PROVIDED RECORDS>
⁂
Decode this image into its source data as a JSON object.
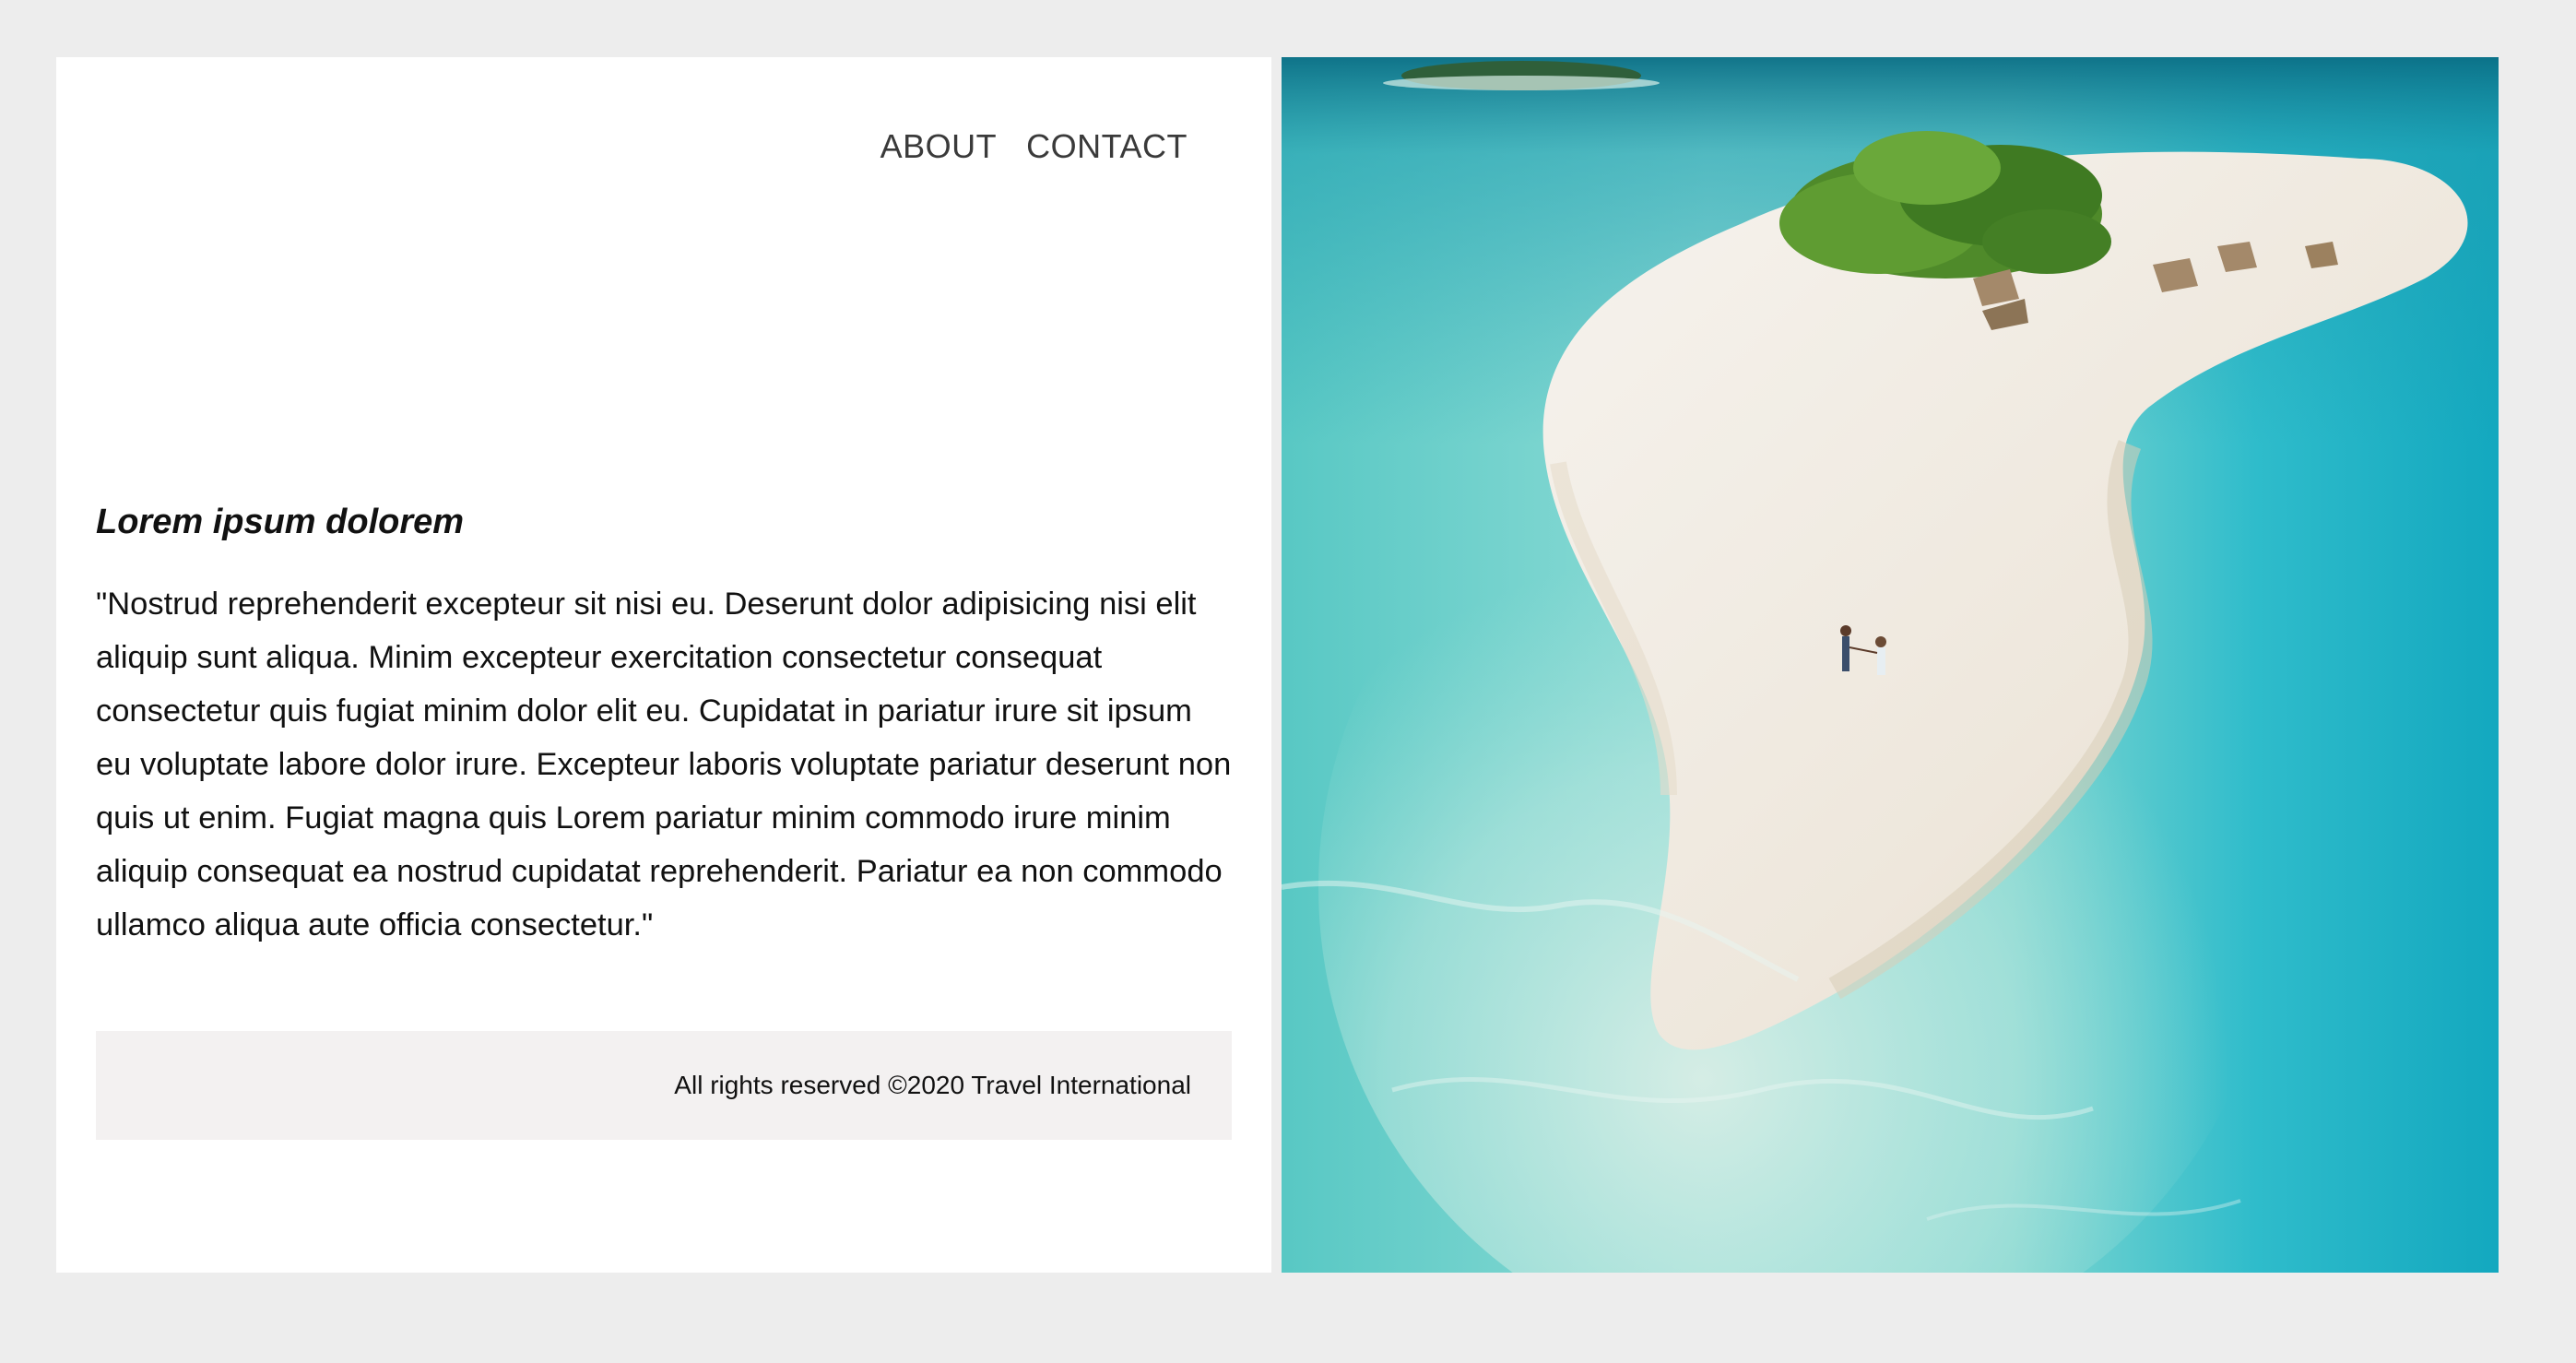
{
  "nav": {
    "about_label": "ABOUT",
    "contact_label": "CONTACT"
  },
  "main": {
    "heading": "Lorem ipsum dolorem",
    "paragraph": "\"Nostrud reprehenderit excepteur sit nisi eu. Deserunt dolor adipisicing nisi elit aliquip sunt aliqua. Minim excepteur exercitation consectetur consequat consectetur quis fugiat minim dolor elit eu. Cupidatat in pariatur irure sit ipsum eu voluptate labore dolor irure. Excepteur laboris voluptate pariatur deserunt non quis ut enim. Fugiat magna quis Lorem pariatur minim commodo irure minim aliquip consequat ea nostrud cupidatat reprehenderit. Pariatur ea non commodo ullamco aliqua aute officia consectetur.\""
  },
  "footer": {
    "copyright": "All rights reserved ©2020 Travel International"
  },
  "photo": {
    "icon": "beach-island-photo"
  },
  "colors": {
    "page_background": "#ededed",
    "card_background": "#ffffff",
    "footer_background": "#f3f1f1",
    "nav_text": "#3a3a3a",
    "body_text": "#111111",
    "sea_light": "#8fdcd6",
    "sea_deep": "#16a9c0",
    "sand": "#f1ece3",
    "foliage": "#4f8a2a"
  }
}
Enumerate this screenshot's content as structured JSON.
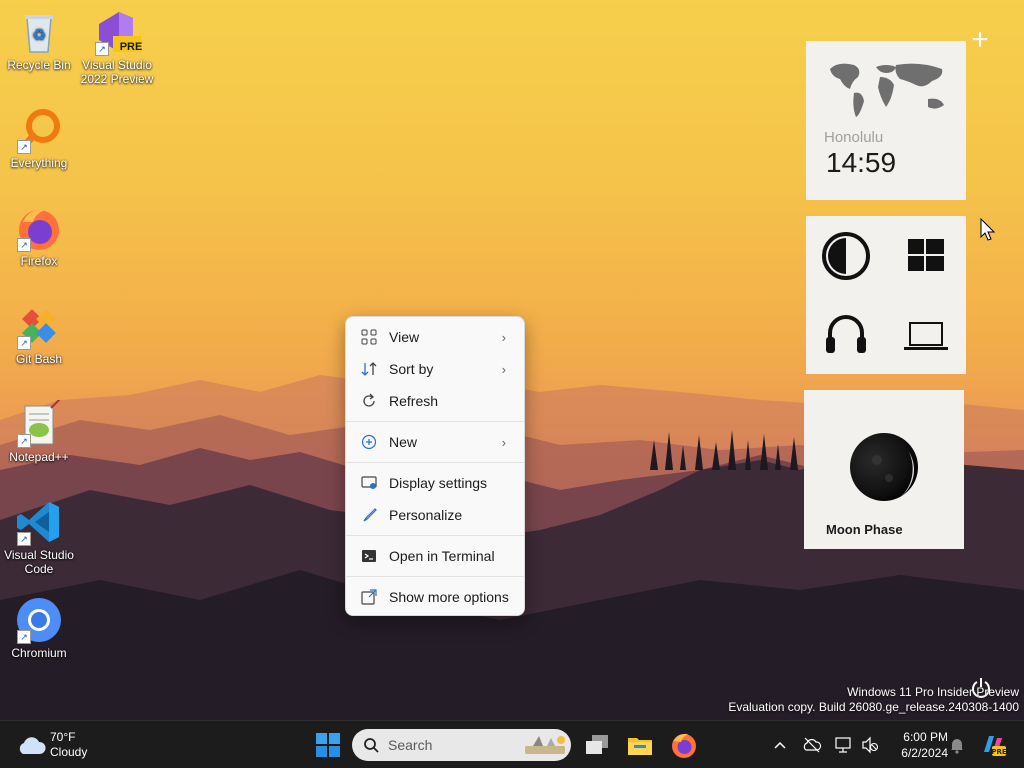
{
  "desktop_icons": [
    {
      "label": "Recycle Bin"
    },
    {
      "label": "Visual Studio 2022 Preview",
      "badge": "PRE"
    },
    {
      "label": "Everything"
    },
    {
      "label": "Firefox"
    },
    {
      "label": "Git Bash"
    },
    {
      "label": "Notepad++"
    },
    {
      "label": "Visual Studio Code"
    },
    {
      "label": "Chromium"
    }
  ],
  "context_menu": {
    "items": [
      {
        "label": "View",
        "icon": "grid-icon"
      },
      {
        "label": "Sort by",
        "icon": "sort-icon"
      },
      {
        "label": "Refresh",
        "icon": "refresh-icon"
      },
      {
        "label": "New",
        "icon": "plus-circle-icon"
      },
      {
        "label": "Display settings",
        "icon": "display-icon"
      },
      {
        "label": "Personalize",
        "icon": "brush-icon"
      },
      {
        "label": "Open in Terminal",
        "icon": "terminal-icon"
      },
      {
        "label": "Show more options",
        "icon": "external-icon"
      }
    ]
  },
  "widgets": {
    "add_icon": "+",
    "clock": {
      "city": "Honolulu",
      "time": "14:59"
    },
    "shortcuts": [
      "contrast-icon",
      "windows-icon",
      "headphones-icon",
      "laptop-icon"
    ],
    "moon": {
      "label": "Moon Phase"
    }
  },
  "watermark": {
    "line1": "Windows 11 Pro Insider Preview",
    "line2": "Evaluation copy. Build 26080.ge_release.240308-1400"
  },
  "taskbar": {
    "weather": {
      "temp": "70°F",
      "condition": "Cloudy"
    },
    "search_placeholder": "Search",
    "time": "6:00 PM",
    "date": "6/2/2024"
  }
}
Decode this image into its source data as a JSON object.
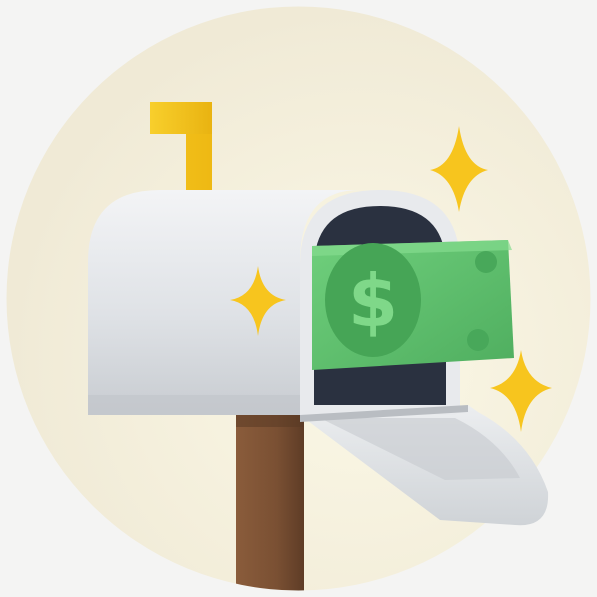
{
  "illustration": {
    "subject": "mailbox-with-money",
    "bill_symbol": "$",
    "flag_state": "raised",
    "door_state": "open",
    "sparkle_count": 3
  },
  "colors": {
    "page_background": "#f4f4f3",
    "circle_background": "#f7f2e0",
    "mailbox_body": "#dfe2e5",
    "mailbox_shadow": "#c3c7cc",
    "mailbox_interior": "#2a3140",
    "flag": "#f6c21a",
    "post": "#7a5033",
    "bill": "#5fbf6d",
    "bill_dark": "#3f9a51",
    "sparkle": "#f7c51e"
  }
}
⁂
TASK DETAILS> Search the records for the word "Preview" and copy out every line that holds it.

RESULT>
      "label": "Visual Studio 2022 Preview",
    "line1": "Windows 11 Pro Insider Preview",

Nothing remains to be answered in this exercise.